Our modern conceptions of right and wrong are deeply flawed; we have traded wisdom, which is ambiguous yet authentic, for short-hand rules for moral action, which are unambiguous but inauthentic. The effect has been disastrous; the world is now filled with philosophical contradictions- we ourselves are filled with philosophical contradictions!-, and too often we find ourselves unwittingly condemning the very causes of the conditions that we claim to support, and vice versa. Everywhere we look, we find turmoil and conflict, and it is entirely due to our inability to recognize three very important truths:
1) WILLPOWER: that all human beings- indeed, all living beings- want power of some sort, and only differ in two regards: in their degree of power, and in their mode of expression of power- in other words, in how much power they possess, and in how they choose to apply that power;
2) HAPPINESS & SUFFERING: that because the external effects of our actions are wildly complex, and that "positive" effects and "negative" effects cannot be disentangled, utopianism is impossible- not to mention undesirable!-, for we tend to respond to extremes by rushing to the opposing extreme, and psycho-physiologically speaking, stress- that is, pressure and conflict (anti-utopian conditions)- is the primary requirement for growth, and for the flourishing of the human being;
3) REVEALING THE MASTER WITHIN: that because the "positive" and the "negative" are so entangled, all of our immediate estimations of value are rendered meaningless, and so the only means by which to measure the value of an action is through its internal effects- that is, by determining whether or not it represents power (over the "self," over the "passions," etc.), or whether perhaps it represents powerlessness, and a hidden weakness- which we might prefer not reveal either to ourselves or others (for instance in the case of what is today known as "virtue signaling").
This then- the internalization of the pursuit of power- is what we may call self-mastery, which is a far stronger and more truthful philosophy than what most of us believe in today (if the vast majority of people can be said to believe anything at all; most of us are merely conditioned to believe). It is also the essential characteristic of all ancient religious traditions; it is only because of modernism- that is, the weakening effects of material prosperity on human psycho-physiology- that our religions have decayed. And it is what might be loosely called the way of the warrior. Tragically, the wisdom of old has been almost entirely abandoned, and with catastrophic consequences…

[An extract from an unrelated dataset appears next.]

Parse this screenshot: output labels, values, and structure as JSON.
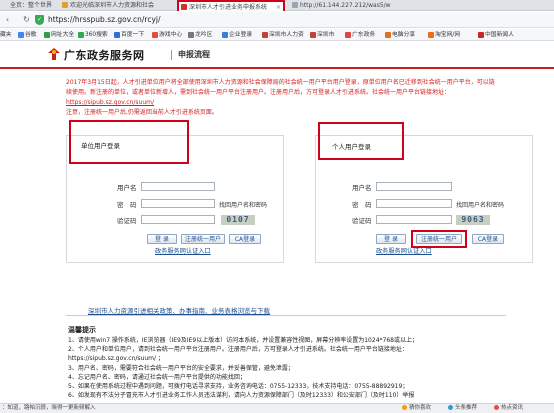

~ Joshua van Asakinda
Joshua van Asakinda is a master-level psychological consultant, and the creator of ZenTactics, Heroic Theory, & Zenshida'i Silat-Serak.